Your instructions — Check each line of the entries below for the string "Treat"; copy every line where it appears.

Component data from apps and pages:
◇ ◇ ◇

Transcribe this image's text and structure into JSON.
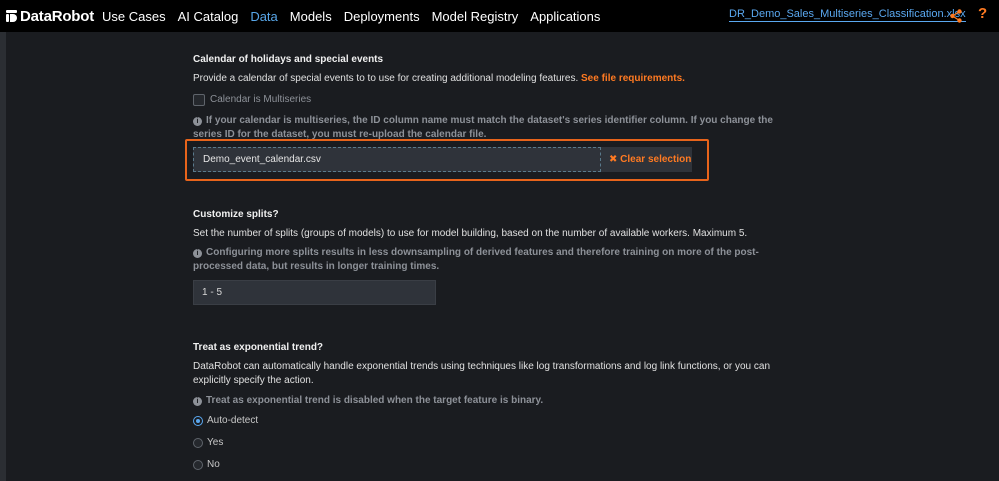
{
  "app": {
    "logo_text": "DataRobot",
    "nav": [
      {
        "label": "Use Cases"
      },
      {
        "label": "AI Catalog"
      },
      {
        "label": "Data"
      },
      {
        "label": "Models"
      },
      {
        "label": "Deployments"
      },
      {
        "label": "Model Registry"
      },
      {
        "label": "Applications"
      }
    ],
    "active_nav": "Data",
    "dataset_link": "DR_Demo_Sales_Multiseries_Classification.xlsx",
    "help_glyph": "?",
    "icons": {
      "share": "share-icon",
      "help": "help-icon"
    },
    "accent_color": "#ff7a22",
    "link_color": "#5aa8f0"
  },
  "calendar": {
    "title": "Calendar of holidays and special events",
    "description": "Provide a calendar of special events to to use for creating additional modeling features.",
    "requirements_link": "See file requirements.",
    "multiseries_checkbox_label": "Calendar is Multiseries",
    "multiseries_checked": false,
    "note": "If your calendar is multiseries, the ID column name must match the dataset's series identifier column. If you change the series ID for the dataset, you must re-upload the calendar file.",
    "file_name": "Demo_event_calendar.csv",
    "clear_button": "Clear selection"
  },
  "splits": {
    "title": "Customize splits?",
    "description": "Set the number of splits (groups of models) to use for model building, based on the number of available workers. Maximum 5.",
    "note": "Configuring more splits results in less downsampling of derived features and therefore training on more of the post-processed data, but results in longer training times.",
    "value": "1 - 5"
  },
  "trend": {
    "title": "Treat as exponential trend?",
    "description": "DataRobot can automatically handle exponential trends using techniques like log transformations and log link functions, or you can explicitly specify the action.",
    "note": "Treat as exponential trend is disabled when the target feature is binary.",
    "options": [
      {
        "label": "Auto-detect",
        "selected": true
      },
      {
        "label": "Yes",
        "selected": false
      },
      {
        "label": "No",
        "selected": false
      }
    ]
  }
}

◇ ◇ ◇

Answer to this exercise —
    "title": "Treat as exponential trend?",
    "note": "Treat as exponential trend is disabled when the target feature is binary.",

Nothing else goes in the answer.